A half-halt is nothing more than a pause asking your horse to collect up again.. it works hand in hand with normal collection. Keep in mind that COLLECTION and HEADSET are not the same thing.
Collection refers to a horse working through itself, flexing its abdominals, rounding its back, working off the haunches, and having a stride that doesn't cover as much ground as with a working gait.
Headset just refers to the head being in a frame. It does NOT necessarily mean that the horse is collected. The horse can still be strung out and not working under himself, and have a nice headset.
With a half-halt, just think "pause" with all your aids for a split second; sit deep and tall, check with your reins, and ask for a halt with your aids... now before the horse halts, ask him to carry on in the gait you were in. There should be no break in gait. It's a simple motion that works well to get the horse working with you again, much like collecting up around your corners.
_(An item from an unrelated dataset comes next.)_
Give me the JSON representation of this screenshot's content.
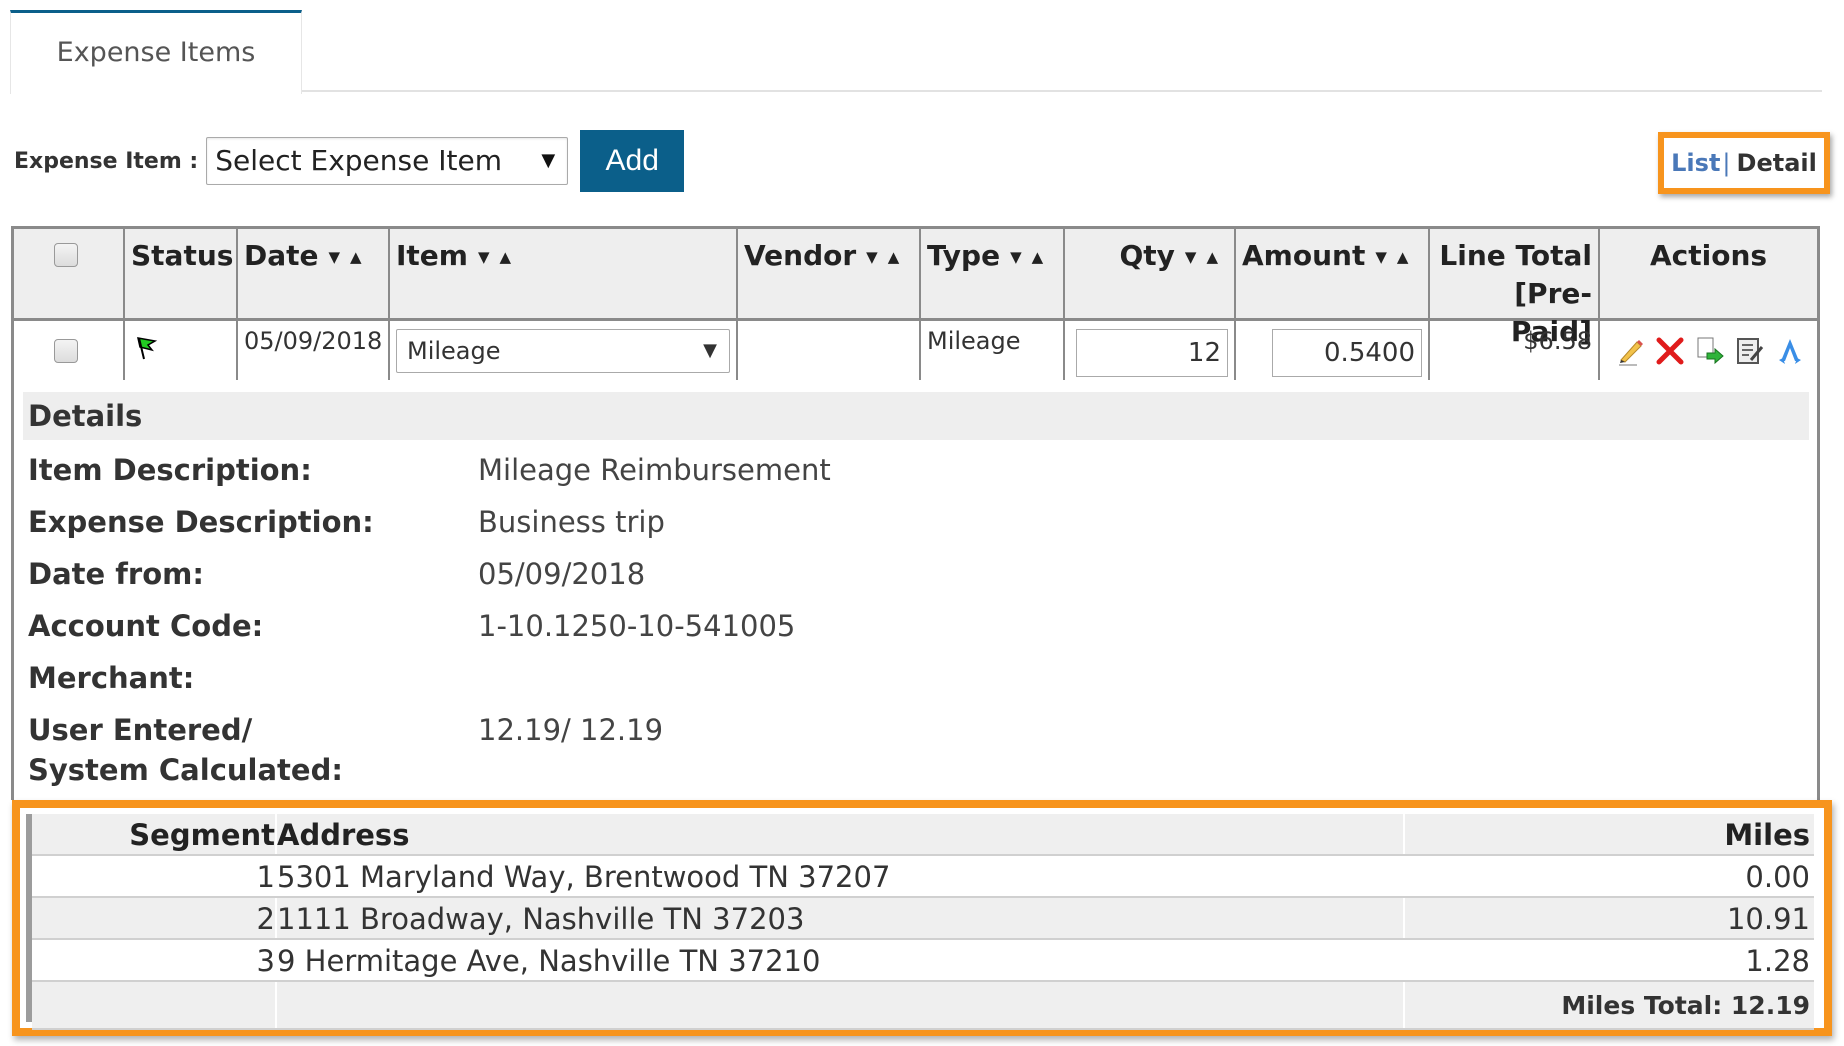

As Tim said, there are no cons to collection...when it's done right. You should not lose your half halts due to collection, it just means you perhaps aren't clear in your aids.
Edited to add:
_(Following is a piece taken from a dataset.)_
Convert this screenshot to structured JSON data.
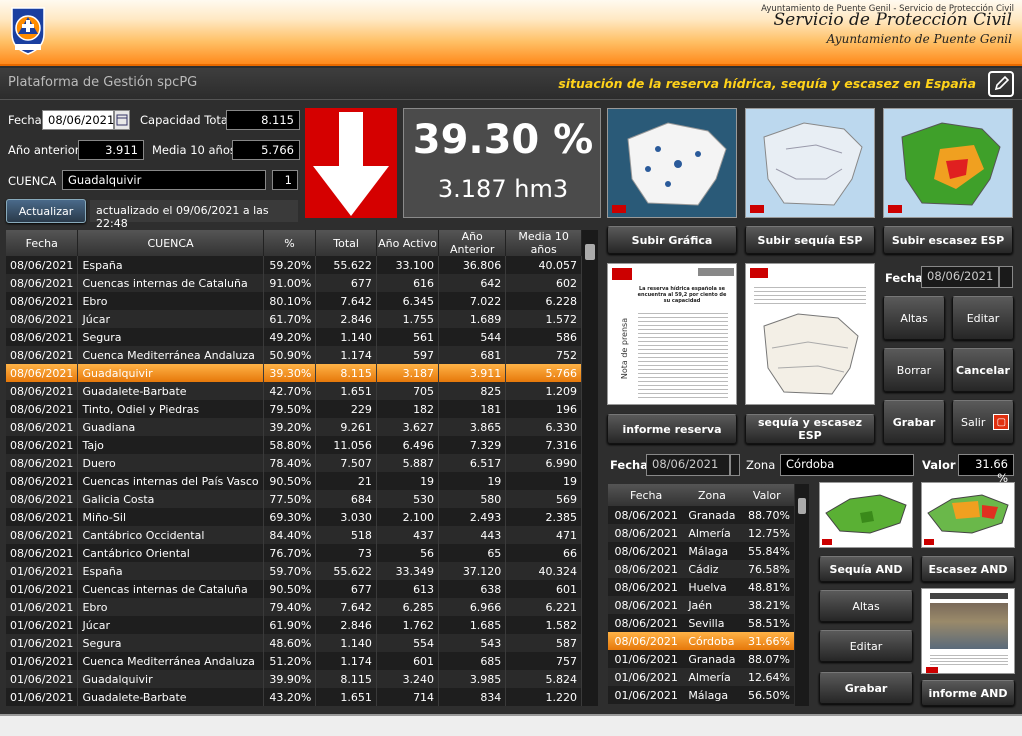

the consequence of gaining collection is losing my half halts! And my once slow-loving horse likes to rush things now! Especially his trot!
This makes me think you're confusing collection and headset.
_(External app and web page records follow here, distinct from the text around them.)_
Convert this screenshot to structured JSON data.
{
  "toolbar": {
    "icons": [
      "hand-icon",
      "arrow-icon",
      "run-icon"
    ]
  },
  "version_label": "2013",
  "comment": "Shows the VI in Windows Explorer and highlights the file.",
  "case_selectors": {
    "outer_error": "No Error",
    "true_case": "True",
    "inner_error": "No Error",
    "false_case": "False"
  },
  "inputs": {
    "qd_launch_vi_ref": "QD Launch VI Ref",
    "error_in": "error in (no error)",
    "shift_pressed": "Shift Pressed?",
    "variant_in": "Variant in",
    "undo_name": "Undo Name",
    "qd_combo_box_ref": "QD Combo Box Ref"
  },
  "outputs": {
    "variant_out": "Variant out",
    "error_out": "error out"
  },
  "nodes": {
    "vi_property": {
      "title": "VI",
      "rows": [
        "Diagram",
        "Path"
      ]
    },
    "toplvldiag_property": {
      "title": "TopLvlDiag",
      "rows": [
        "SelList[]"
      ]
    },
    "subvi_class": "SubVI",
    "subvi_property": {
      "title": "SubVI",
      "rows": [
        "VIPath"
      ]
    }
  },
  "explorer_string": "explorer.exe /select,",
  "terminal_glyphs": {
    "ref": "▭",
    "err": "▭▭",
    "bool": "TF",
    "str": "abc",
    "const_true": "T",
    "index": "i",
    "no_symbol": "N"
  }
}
As I said before, collection is where the horse takes a stride that does not cover as much ground as a working gait. It should not be slower, but shorter. This means the horse should NOT be rushing at all. Once you achieve collection, you should be able to influence how long the horse's stride is, and should be able to shorten and lengthen it no problem... which is something to work towards.